A disgruntled former police officer commandeered a bus carrying Hong Kong tourists, including the Leung family, in the Philippine capital, Manila, on Aug. 23. Millions around the world watched on live TV as police commandos exchanged fire with hostage-taker Rolando Mendoza after daylong negotiations broke down. Eight Hong Kongers died before Mendoza was killed by a sniper.

Hong Kong was particularly moved by the plight of the Leungs, natives of the wealthy southern Chinese financial hub with Canadian passports. The father, Ken, died trying to subdue the gunman, who then killed his two daughters, 21-year-old Doris and 14-year-old Jessie.
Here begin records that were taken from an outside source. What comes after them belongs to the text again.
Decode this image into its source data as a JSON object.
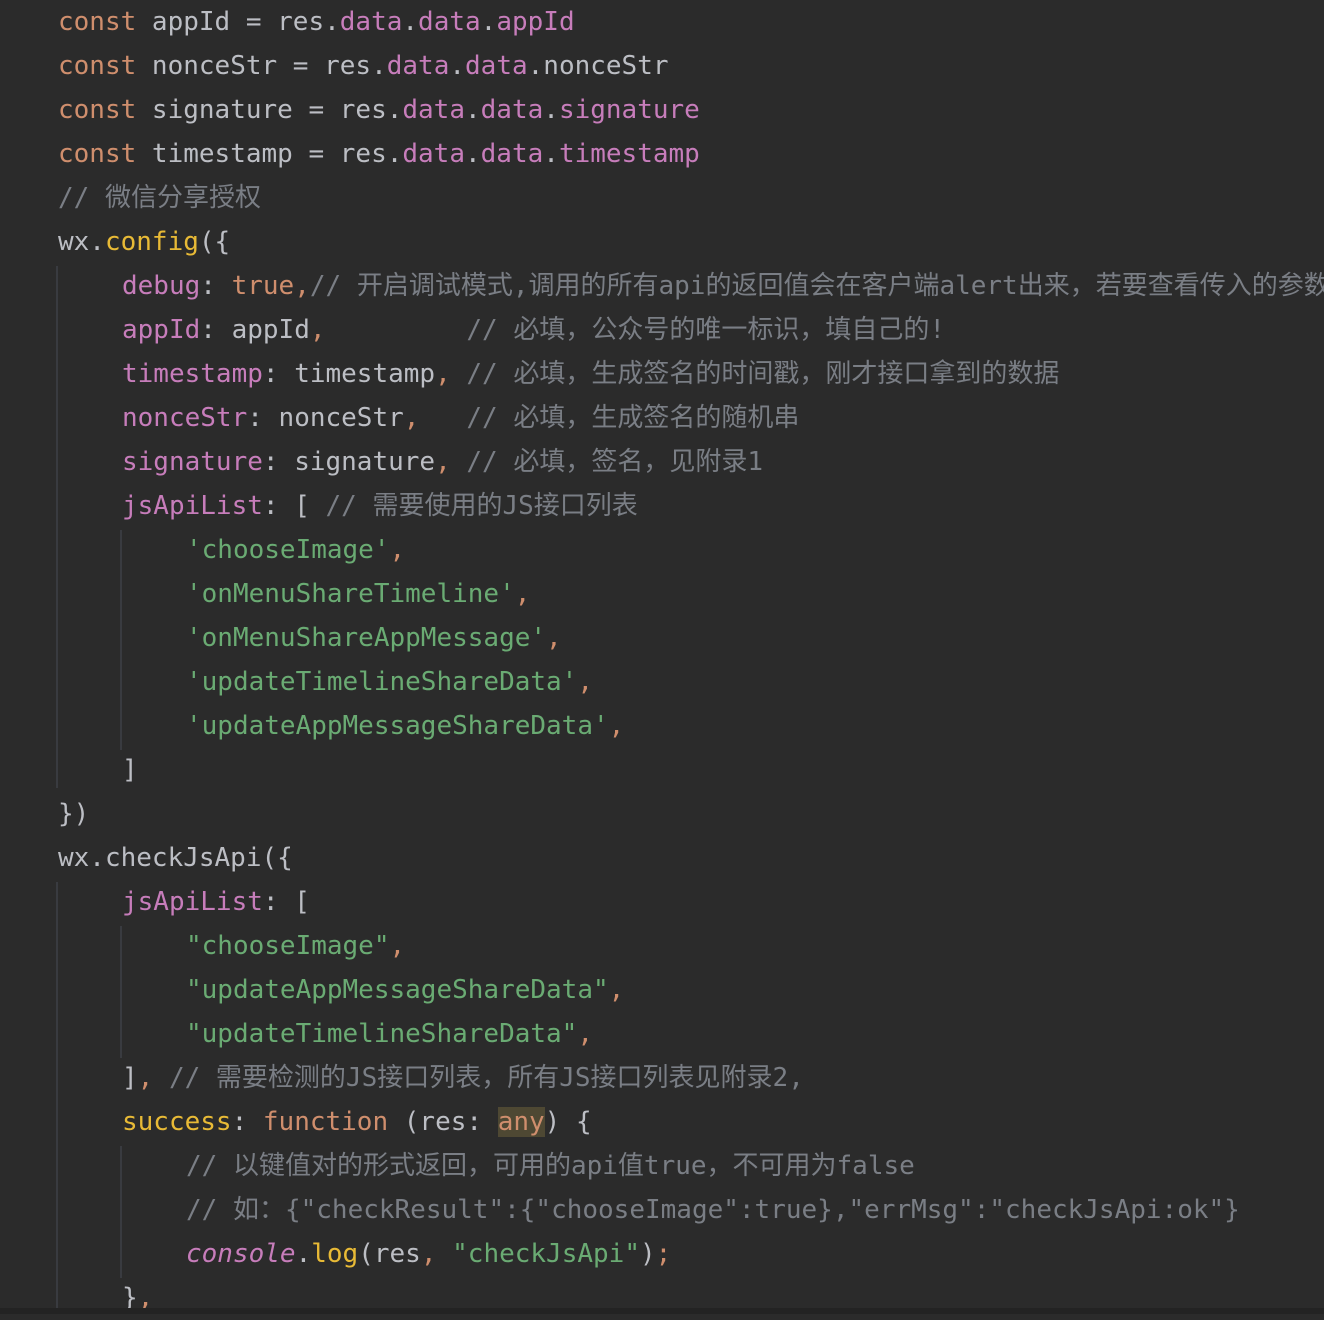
{
  "lines": [
    {
      "indent": 0,
      "tokens": [
        [
          "kw",
          "const "
        ],
        [
          "def",
          "appId = res."
        ],
        [
          "prop",
          "data"
        ],
        [
          "def",
          "."
        ],
        [
          "prop",
          "data"
        ],
        [
          "def",
          "."
        ],
        [
          "prop",
          "appId"
        ]
      ]
    },
    {
      "indent": 0,
      "tokens": [
        [
          "kw",
          "const "
        ],
        [
          "def",
          "nonceStr = res."
        ],
        [
          "prop",
          "data"
        ],
        [
          "def",
          "."
        ],
        [
          "prop",
          "data"
        ],
        [
          "def",
          ".nonceStr"
        ]
      ]
    },
    {
      "indent": 0,
      "tokens": [
        [
          "kw",
          "const "
        ],
        [
          "def",
          "signature = res."
        ],
        [
          "prop",
          "data"
        ],
        [
          "def",
          "."
        ],
        [
          "prop",
          "data"
        ],
        [
          "def",
          "."
        ],
        [
          "prop",
          "signature"
        ]
      ]
    },
    {
      "indent": 0,
      "tokens": [
        [
          "kw",
          "const "
        ],
        [
          "def",
          "timestamp = res."
        ],
        [
          "prop",
          "data"
        ],
        [
          "def",
          "."
        ],
        [
          "prop",
          "data"
        ],
        [
          "def",
          "."
        ],
        [
          "prop",
          "timestamp"
        ]
      ]
    },
    {
      "indent": 0,
      "tokens": [
        [
          "cmt",
          "// 微信分享授权"
        ]
      ]
    },
    {
      "indent": 0,
      "tokens": [
        [
          "def",
          "wx."
        ],
        [
          "yel",
          "config"
        ],
        [
          "def",
          "({"
        ]
      ]
    },
    {
      "indent": 1,
      "tokens": [
        [
          "prop",
          "debug"
        ],
        [
          "def",
          ": "
        ],
        [
          "kw",
          "true"
        ],
        [
          "comma",
          ","
        ],
        [
          "cmt",
          "// 开启调试模式,调用的所有api的返回值会在客户端alert出来，若要查看传入的参数"
        ]
      ]
    },
    {
      "indent": 1,
      "tokens": [
        [
          "prop",
          "appId"
        ],
        [
          "def",
          ": appId"
        ],
        [
          "comma",
          ","
        ],
        [
          "def",
          "         "
        ],
        [
          "cmt",
          "// 必填，公众号的唯一标识，填自己的!"
        ]
      ]
    },
    {
      "indent": 1,
      "tokens": [
        [
          "prop",
          "timestamp"
        ],
        [
          "def",
          ": timestamp"
        ],
        [
          "comma",
          ","
        ],
        [
          "def",
          " "
        ],
        [
          "cmt",
          "// 必填，生成签名的时间戳，刚才接口拿到的数据"
        ]
      ]
    },
    {
      "indent": 1,
      "tokens": [
        [
          "prop",
          "nonceStr"
        ],
        [
          "def",
          ": nonceStr"
        ],
        [
          "comma",
          ","
        ],
        [
          "def",
          "   "
        ],
        [
          "cmt",
          "// 必填，生成签名的随机串"
        ]
      ]
    },
    {
      "indent": 1,
      "tokens": [
        [
          "prop",
          "signature"
        ],
        [
          "def",
          ": signature"
        ],
        [
          "comma",
          ","
        ],
        [
          "def",
          " "
        ],
        [
          "cmt",
          "// 必填，签名，见附录1"
        ]
      ]
    },
    {
      "indent": 1,
      "tokens": [
        [
          "prop",
          "jsApiList"
        ],
        [
          "def",
          ": [ "
        ],
        [
          "cmt",
          "// 需要使用的JS接口列表"
        ]
      ]
    },
    {
      "indent": 2,
      "tokens": [
        [
          "str",
          "'chooseImage'"
        ],
        [
          "comma",
          ","
        ]
      ]
    },
    {
      "indent": 2,
      "tokens": [
        [
          "str",
          "'onMenuShareTimeline'"
        ],
        [
          "comma",
          ","
        ]
      ]
    },
    {
      "indent": 2,
      "tokens": [
        [
          "str",
          "'onMenuShareAppMessage'"
        ],
        [
          "comma",
          ","
        ]
      ]
    },
    {
      "indent": 2,
      "tokens": [
        [
          "str",
          "'updateTimelineShareData'"
        ],
        [
          "comma",
          ","
        ]
      ]
    },
    {
      "indent": 2,
      "tokens": [
        [
          "str",
          "'updateAppMessageShareData'"
        ],
        [
          "comma",
          ","
        ]
      ]
    },
    {
      "indent": 1,
      "tokens": [
        [
          "def",
          "]"
        ]
      ]
    },
    {
      "indent": 0,
      "tokens": [
        [
          "def",
          "})"
        ]
      ]
    },
    {
      "indent": 0,
      "tokens": [
        [
          "def",
          "wx.checkJsApi({"
        ]
      ]
    },
    {
      "indent": 1,
      "tokens": [
        [
          "prop",
          "jsApiList"
        ],
        [
          "def",
          ": ["
        ]
      ]
    },
    {
      "indent": 2,
      "tokens": [
        [
          "str",
          "\"chooseImage\""
        ],
        [
          "comma",
          ","
        ]
      ]
    },
    {
      "indent": 2,
      "tokens": [
        [
          "str",
          "\"updateAppMessageShareData\""
        ],
        [
          "comma",
          ","
        ]
      ]
    },
    {
      "indent": 2,
      "tokens": [
        [
          "str",
          "\"updateTimelineShareData\""
        ],
        [
          "comma",
          ","
        ]
      ]
    },
    {
      "indent": 1,
      "tokens": [
        [
          "def",
          "]"
        ],
        [
          "comma",
          ","
        ],
        [
          "def",
          " "
        ],
        [
          "cmt",
          "// 需要检测的JS接口列表，所有JS接口列表见附录2,"
        ]
      ]
    },
    {
      "indent": 1,
      "tokens": [
        [
          "yel",
          "success"
        ],
        [
          "def",
          ": "
        ],
        [
          "kw",
          "function "
        ],
        [
          "def",
          "(res: "
        ],
        [
          "hlkw",
          "any"
        ],
        [
          "def",
          ") {"
        ]
      ]
    },
    {
      "indent": 2,
      "tokens": [
        [
          "cmt",
          "// 以键值对的形式返回，可用的api值true，不可用为false"
        ]
      ]
    },
    {
      "indent": 2,
      "tokens": [
        [
          "cmt",
          "// 如：{\"checkResult\":{\"chooseImage\":true},\"errMsg\":\"checkJsApi:ok\"}"
        ]
      ]
    },
    {
      "indent": 2,
      "tokens": [
        [
          "italic",
          "console"
        ],
        [
          "def",
          "."
        ],
        [
          "yel",
          "log"
        ],
        [
          "def",
          "(res"
        ],
        [
          "comma",
          ","
        ],
        [
          "def",
          " "
        ],
        [
          "str",
          "\"checkJsApi\""
        ],
        [
          "def",
          ")"
        ],
        [
          "comma",
          ";"
        ]
      ]
    },
    {
      "indent": 1,
      "tokens": [
        [
          "def",
          "}"
        ],
        [
          "comma",
          ","
        ]
      ]
    }
  ]
}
The only survivors were the mother, Amy, and 18-year-old son Jason, who fell into a coma after suffering a head wound that still hasn't been explained.

About two months after being flown back to Hong Kong for treatment, Jason regained consciousness last week and spoke his first words, his doctor announced at a news conference Wednesday.
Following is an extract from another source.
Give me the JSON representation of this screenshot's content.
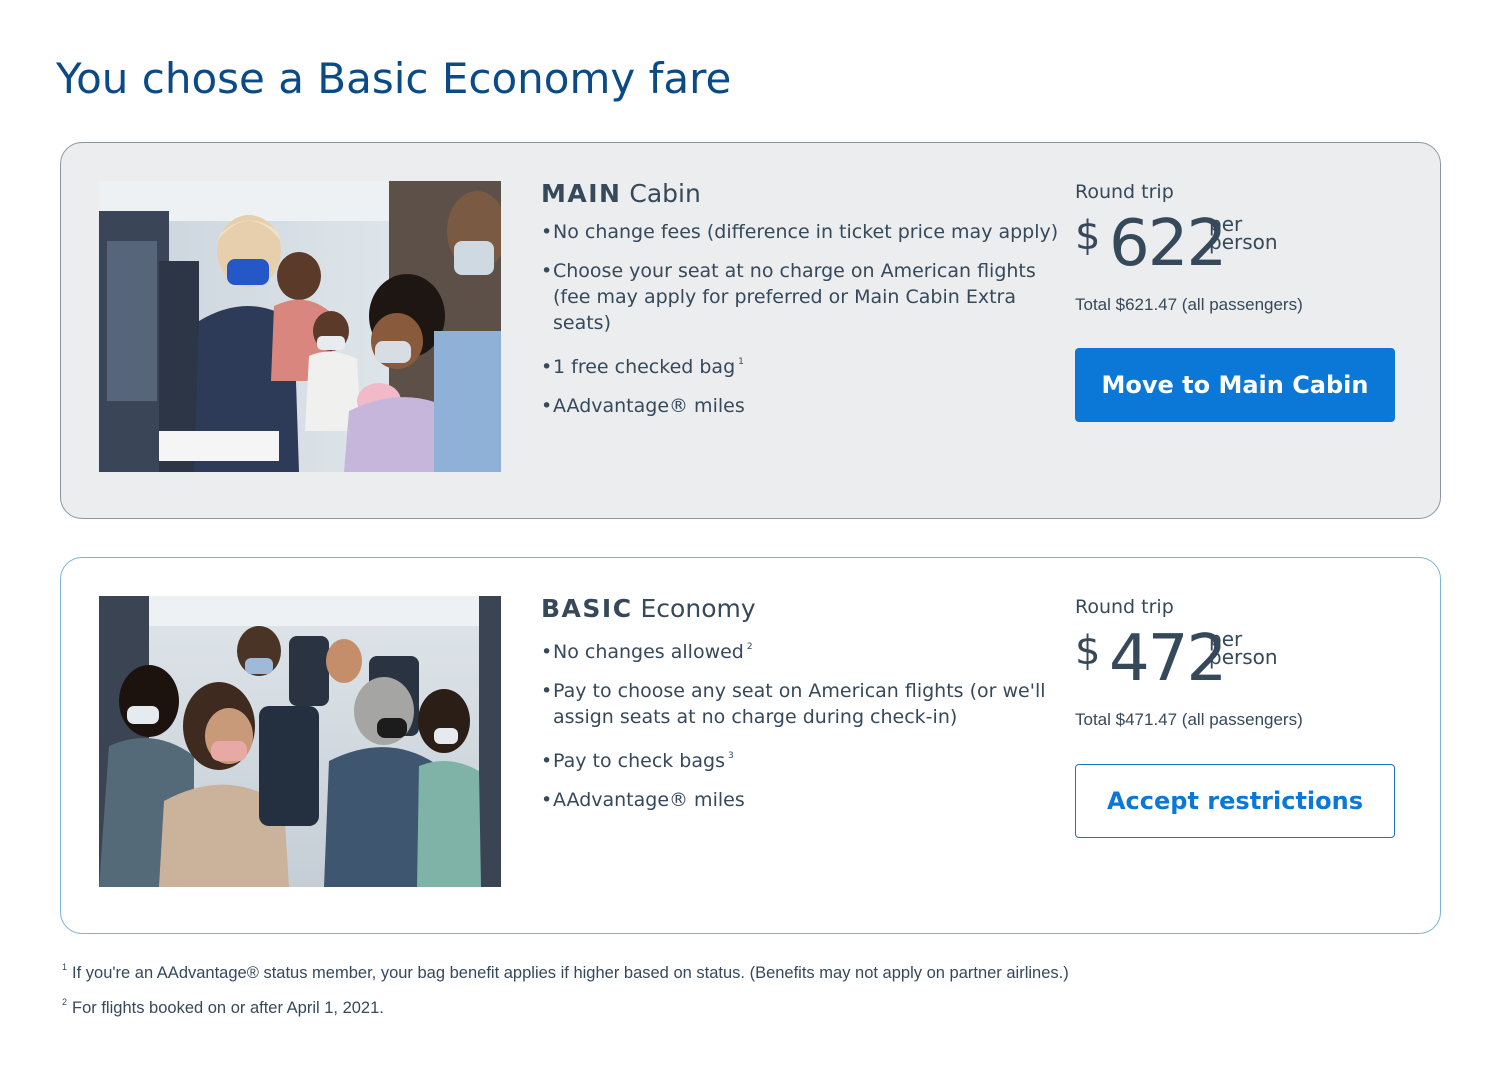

The reason for the delay in announcing the news wasn't immediately clear, but officials have been highly protective of Jason and his mother's privacy amid intense media interest.

"When Mrs. Leung was next to Jason, one of our colleagues asked him who this is. He said, 'That's mommy.' When asked 'what is your mother's name?' He answered, 'Amy.' Our colleague still wasn't satisfied and asked him what his name is. He responded, 'Jason,'" Dr. Dawson Fong said.

Fong added that Jason was able to read Chinese and English words doctors showed him, shake hands with guests and wave goodbye when they left, as well as gesture OK.

The neurosurgeon, however, cautioned that Jason's motor functions are still restricted and full recovery is still far off.

"His legs have regained some strength, but he has still a very long way to go before standing up. Our next challenge is the movement of his four limbs. It is not a small challenge," Fong said.

Still, the fact that Jason is awake made his mother and supporters ecstatic.

"The feeling of relief I experienced cannot be described with words. I can only be grateful," Jason's mother said in a letter to the public read at the news conference.

Well-wishers flooded a Facebook page set up for Jason, a graduate of Bronte College secondary school in the Canadian city of Mississauga, Ontario, with enthusiastic postings.